Detroit is broke — or maybe not, depending on what the courts say. Either way, when you owe north of 15 billion dollars and your tax base is shrinking faster than the Donner party, legal opinions are not that relevant. Like it or not — you’re broke. This isn’t the first time a big city has gone under, but the interesting thing about Detroit is nobody seems all that concerned about it. Damage Control is priority #2 right now, with Blame Allocation taking the top spot. All over the country (and the world) journalists are acting like the high school kids they really are and airing their study hall “ain’t it awful” gossip across the media, sliced and spiced with equal parts of juvenile smirk, and “it could happen here.” They’re kicking each other out of the way to get at the root cause of this Motor City Madness in 750 words or less and spinning it into everything from racial demographics to Henry Ford was a capitalist. Strangely enough, though, nobody’s bothered to under-think the problem and come up with a viable solution to Detroit’s dilemma – until now.
Everybody knows that urban centres (remember when we use to call them “cities?”) are incubators for thousands of professional politicos who make their bones (sometimes literally) in civic committees and city council meetings. These on-the-job trainees sometimes go on to bigger and better things, but normally they “Peter Principle” out and either get indicted or eventually just retire. By way of documentation, of all the mayors, in all the cities, in the entire history of America, only Cleveland and Coolidge ever went on to become president. Just sayin’. Unfortunately, the demands for sound judgement put on these less than mediocre managers are usually more than they can bear. What ends up happening is they try and do too much with too little and find themselves behind the fiscal eight ball a day late and more than a dollar short (to mix my clichés.) To be fair, the folks who run our cities are given tons of responsibilities, not very much authority and never enough cash, so, for the most part, even the ones who are working flat out haven’t got an even chance.
I don’t know much about Mayor Bing, but Detroit is typical of this phenomenon. However, there’s more, and it’s got nothing to do with him or his predeceasers. In the late 40s and early 50s, American cities crashed headlong into cultural change. The result was massive internal injuries which were not treated at the time. Basically, the middleclass automobile moved families out of the urban into the sub-urban. Without the middle class to support them, shops, theatres, restaurants etc. closed, the tax base disappeared and whole urban neighbourhoods began to deteriorate. Meanwhile, the new suburbanites needed more and bigger roads to get them back into the cities to work every day. These expressways, built in the 50s and 60s, ignored natural neighbourhood boundaries (look at any map) and cut most cities to pieces. Under the overpasses, the neighbourhoods deteriorated even further. By the mid 70s, the middle class had vanished from the big cities, taking their tax dollars with them, and urban America was on Life Support.

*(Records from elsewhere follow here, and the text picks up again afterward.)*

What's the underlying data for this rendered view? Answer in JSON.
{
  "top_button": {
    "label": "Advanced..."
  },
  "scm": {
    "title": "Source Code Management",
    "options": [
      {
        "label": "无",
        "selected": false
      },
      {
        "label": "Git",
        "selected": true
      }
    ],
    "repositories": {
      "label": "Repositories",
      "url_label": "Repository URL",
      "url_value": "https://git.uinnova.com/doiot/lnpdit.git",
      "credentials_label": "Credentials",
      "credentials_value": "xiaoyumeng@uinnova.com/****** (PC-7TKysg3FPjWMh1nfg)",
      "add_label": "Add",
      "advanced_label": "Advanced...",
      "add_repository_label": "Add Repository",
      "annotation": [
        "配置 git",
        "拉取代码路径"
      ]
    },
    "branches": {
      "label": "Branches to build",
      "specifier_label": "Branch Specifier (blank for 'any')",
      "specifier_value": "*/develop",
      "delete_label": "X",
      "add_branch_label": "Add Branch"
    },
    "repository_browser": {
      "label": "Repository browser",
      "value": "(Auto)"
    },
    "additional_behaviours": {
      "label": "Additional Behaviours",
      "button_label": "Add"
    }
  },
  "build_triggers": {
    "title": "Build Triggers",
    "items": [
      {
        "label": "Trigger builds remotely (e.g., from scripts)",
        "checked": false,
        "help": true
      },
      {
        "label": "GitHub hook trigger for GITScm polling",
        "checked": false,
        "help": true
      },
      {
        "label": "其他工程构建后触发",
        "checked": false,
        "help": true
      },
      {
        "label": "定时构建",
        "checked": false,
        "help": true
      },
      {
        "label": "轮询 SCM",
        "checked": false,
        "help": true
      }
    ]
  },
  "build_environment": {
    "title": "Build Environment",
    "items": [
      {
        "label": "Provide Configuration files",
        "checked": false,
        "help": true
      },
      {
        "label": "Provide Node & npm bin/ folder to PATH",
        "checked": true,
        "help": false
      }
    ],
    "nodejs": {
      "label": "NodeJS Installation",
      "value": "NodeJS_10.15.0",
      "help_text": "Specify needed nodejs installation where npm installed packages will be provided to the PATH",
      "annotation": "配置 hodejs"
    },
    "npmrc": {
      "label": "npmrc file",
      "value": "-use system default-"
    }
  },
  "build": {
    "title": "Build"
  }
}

The civic politicos, underachievers that they are, decided the solution to the problem was to throw money at it. They did this — beyond anybody’s wildest expectations. However, they made two fundamental mistakes. One, they didn’t use any of the money they were pouring into the neighbourhoods to try and repatriate the middle class. Thus, the problem remained, teetering on disaster, but now dependent on regular infusions of cash. And two, the money wasn’t theirs; they’d borrowed it against a future tax base that didn’t exist.
The vicious circle of urban flight combined with financial sleight of hand worthy of Charles Ponzi, and the rest is Detroit history.
So now that we know where the swamp came from, maybe it’s time to kill a few alligators.
Don’t be over awed by the magnitude of Detroit’s debauch. Like all things economic, the solution to this, and every other city’s financial problem, is quite simple. Quit spending so damn much money! Nobody — I repeat nobody — from the homeless guy on Eight Mile to Elena Ford — has ever borrowed themselves out of debt. Here’s a tip: spend the money you have, not the money you wish you had. What a novel idea, right? However, sure as Michael Moore makes movies, unless Detroit and a few other places start taking this radical approach they’re going to go broke again in less than a generation — “financial creativity” be damned.